NCN: Four Directions has helped a great number of Native people over its two decades of work. Is there a particular success story that really inspires you that you would like to share?
Virgilio: There’s many success stories, but one of the things we really enjoy seeing are homes passing from generation to generation. It’s those kinds of stories that really keep our passion for the work alive. Also rewarding is when you can help someone’s dream come true who thought they would never be a small business owner. We have also deployed $100,000 across five communities to support community garden development.
NCN: From your perspective, what do Native CDFIs like yours need to realize their full potential? What support do they need to achieve their missions and maximize their impact?

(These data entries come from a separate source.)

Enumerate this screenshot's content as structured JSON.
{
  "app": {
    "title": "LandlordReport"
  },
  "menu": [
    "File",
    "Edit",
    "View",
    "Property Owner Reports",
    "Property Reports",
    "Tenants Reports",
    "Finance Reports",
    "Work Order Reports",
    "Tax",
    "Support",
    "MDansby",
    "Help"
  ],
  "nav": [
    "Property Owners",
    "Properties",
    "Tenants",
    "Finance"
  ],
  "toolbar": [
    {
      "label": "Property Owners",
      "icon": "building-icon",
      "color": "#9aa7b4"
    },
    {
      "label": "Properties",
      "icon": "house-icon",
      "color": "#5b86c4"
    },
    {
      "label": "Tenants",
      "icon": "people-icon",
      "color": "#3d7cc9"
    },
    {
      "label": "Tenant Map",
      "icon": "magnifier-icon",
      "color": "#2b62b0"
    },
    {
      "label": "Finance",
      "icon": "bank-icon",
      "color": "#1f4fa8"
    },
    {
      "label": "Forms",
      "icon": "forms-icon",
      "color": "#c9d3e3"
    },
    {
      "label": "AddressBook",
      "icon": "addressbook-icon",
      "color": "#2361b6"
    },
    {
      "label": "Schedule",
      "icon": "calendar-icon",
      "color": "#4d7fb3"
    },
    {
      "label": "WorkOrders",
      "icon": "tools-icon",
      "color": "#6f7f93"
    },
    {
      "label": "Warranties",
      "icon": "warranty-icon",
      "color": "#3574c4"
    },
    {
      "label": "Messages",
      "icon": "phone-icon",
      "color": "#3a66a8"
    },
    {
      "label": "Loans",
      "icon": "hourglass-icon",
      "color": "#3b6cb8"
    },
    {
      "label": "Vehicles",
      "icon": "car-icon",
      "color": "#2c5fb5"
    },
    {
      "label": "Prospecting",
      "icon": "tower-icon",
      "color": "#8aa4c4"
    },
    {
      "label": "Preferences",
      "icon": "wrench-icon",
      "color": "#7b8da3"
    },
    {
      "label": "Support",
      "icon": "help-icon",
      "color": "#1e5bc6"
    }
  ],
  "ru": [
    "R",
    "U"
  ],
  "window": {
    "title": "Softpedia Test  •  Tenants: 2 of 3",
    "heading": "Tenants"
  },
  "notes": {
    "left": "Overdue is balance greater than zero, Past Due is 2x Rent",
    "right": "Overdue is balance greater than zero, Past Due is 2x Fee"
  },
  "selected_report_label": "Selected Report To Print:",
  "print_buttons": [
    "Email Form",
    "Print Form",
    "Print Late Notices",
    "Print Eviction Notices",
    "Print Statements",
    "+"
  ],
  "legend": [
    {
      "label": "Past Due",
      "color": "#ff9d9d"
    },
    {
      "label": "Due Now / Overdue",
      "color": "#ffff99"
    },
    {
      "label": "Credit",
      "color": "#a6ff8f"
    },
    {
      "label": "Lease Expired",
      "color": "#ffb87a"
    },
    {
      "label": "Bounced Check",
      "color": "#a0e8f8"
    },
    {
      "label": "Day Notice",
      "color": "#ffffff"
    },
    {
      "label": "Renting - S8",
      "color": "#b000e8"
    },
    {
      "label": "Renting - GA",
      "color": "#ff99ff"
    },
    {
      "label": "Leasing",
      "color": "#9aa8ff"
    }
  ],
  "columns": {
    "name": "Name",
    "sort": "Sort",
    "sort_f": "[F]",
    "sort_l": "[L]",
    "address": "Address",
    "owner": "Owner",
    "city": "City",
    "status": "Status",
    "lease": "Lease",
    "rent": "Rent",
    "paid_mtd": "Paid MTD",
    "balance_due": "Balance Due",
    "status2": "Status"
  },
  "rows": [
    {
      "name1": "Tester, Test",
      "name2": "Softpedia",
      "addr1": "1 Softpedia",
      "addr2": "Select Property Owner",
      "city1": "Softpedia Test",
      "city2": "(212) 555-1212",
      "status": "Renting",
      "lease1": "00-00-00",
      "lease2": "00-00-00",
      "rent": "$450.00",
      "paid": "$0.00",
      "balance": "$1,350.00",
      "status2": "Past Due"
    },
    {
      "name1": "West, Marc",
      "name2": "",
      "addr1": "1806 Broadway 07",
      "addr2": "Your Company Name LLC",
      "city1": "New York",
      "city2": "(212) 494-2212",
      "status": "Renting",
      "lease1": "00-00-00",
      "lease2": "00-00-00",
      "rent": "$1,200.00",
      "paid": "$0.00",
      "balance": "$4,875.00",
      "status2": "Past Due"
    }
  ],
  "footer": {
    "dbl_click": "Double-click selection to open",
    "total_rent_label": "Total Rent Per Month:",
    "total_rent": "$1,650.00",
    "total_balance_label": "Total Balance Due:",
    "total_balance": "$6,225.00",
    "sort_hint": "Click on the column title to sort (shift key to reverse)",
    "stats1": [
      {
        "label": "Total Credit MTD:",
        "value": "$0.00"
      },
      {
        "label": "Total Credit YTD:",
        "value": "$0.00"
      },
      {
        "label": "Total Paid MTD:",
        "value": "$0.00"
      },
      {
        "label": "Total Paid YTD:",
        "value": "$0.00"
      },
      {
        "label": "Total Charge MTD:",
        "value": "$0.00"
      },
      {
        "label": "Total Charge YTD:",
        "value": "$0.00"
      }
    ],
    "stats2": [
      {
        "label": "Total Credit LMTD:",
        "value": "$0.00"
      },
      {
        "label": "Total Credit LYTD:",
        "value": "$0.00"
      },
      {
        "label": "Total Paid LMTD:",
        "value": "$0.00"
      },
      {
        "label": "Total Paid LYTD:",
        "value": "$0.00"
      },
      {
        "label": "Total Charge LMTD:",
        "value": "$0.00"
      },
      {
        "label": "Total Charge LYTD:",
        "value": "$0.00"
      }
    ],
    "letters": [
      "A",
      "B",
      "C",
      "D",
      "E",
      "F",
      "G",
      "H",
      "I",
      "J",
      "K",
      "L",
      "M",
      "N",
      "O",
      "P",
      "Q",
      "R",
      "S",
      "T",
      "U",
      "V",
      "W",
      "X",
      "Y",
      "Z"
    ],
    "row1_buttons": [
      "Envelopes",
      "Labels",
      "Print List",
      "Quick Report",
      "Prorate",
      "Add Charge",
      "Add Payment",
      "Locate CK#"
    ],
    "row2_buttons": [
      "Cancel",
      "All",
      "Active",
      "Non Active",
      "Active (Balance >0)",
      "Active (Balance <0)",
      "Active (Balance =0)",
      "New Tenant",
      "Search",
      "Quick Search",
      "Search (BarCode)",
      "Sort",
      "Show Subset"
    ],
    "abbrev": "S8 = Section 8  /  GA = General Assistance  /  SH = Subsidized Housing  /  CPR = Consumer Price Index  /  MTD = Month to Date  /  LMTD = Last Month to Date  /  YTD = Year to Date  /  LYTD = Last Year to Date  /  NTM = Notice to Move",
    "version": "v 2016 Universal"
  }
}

Virgilio: Even with the $20 million impact we’ve had within our communities, the 233 families we’ve helped, the affordable housing units we’ve created, there’s still so much to do. The disparities are great. Our Maine tribes are especially challenged by the Maine Implementation Act. We face additional economic development barriers many other tribes do not face. Our tribal communities can be highly dependent on grants, so there is more work to be done. We have a vision that everybody who wants to be a homeowner can be a homeowner. Why just 233 families? How can we double that? So, we do have some big-stretch goals, and what Native CDFIs need always is patient, long-term capital.
Recently, the focus on BIPOC and social justice has created new relationships with funders and philanthropic organizations. What we have seen are multi-year, unrestricted funds, which are so critical to our operation. Some development projects can take two to five years. There’s a lot of business development services and a lot of technical assistance we provide to see those through to success. So multi-year, unrestricted funding is critical to our organizations.
Overall, our unique perspective on and understanding of our communities is what is most important. If policymakers, philanthropy, and banking institutions understand the value we bring back to our communities and they want to make a difference in supporting our communities, they should be investing in CDFIs.
To learn more about Four Directions Development Corporation, please click here.